The Senate Economics Legislation Committee conducted a public hearing in Melbourne on 30 January which heard submissions from various stakeholders including:
The AFR has reported that representatives from these groups have consistently argued that continual change to R&D Tax Incentive introduces uncertainty and reduces Australia’s relative attractiveness as an investment location. In fact, R&D spending in Australia has fallen by over $2 billion since 2013-14.
The proposed intensity threshold for companies with annual turnover less than $20M is widely believed to increase complexity and uncertainty for large companies, particularly those with large cost bases, such as Australian manufacturers. The stability of the R&D Tax Incentive is integral to long-term planning decisions by these larger firms.
These comments are in line with previous Swanson Reed submissions on the proposed changes.
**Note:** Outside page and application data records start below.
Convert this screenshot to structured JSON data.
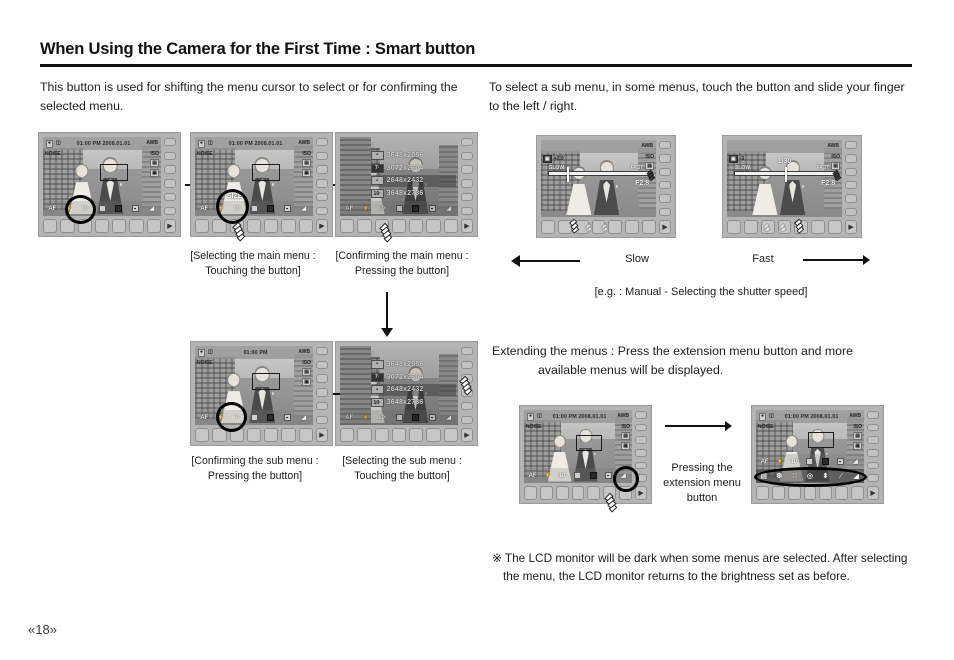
{
  "header": {
    "title": "When Using the Camera for the First Time : Smart button"
  },
  "intro": {
    "left": "This button is used for shifting the menu cursor to select or for confirming the selected menu.",
    "right": "To select a sub menu, in some menus, touch the button and slide your finger to the left / right."
  },
  "captions": {
    "selecting_main": "[Selecting the main menu :\nTouching the button]",
    "selecting_main_l1": "[Selecting the main menu :",
    "selecting_main_l2": "Touching the button]",
    "confirming_main_l1": "[Confirming the main menu :",
    "confirming_main_l2": "Pressing the button]",
    "confirming_sub_l1": "[Confirming the sub menu :",
    "confirming_sub_l2": "Pressing the button]",
    "selecting_sub_l1": "[Selecting the sub menu :",
    "selecting_sub_l2": "Touching the button]"
  },
  "slider_section": {
    "slow_label": "Slow",
    "fast_label": "Fast",
    "example_note": "[e.g. : Manual - Selecting the shutter speed]"
  },
  "extend": {
    "line1": "Extending the menus : Press the extension menu button and more",
    "line2": "available menus will be displayed.",
    "press_label_l1": "Pressing the",
    "press_label_l2": "extension menu",
    "press_label_l3": "button"
  },
  "footnote": {
    "mark": "※",
    "line1": "The LCD monitor will be dark when some menus are selected. After  selecting",
    "line2": "the menu, the LCD monitor returns to the brightness set as before."
  },
  "page_number": "«18»",
  "lcd": {
    "datetime": "01:00 PM 2008.01.01",
    "datetime_short": "01:00 PM",
    "awb": "AWB",
    "iso": "ISO",
    "noise": "NOISE",
    "af": "AF",
    "flash": "⚡",
    "size_label": "SIZE",
    "size_10": "10·",
    "size_7": "7·",
    "shutter_speed": "1/30",
    "aperture": "F2.8",
    "ev_plus": "+2.0",
    "ev_minus": "-3",
    "slow": "SLOW",
    "fast": "FAST"
  },
  "resolutions": [
    {
      "chip": "•",
      "value": "3648x2056",
      "selected": false
    },
    {
      "chip": "7·",
      "value": "3072x2304",
      "selected": true
    },
    {
      "chip": "•",
      "value": "2648x2432",
      "selected": false
    },
    {
      "chip": "10·",
      "value": "3648x2736",
      "selected": false
    }
  ],
  "ext_menu_icons": [
    "▤",
    "❆",
    "∷",
    "◎",
    "⬍",
    "∕",
    "◢"
  ],
  "colors": {
    "ink": "#111111",
    "body_text": "#1c1c1c",
    "camera_body": "#b4b4b4",
    "lcd_base": "#9a9a9a",
    "ring": "#000000"
  }
}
The Senate Economics Legislation Committee is due to report on the proposed changes over the coming months.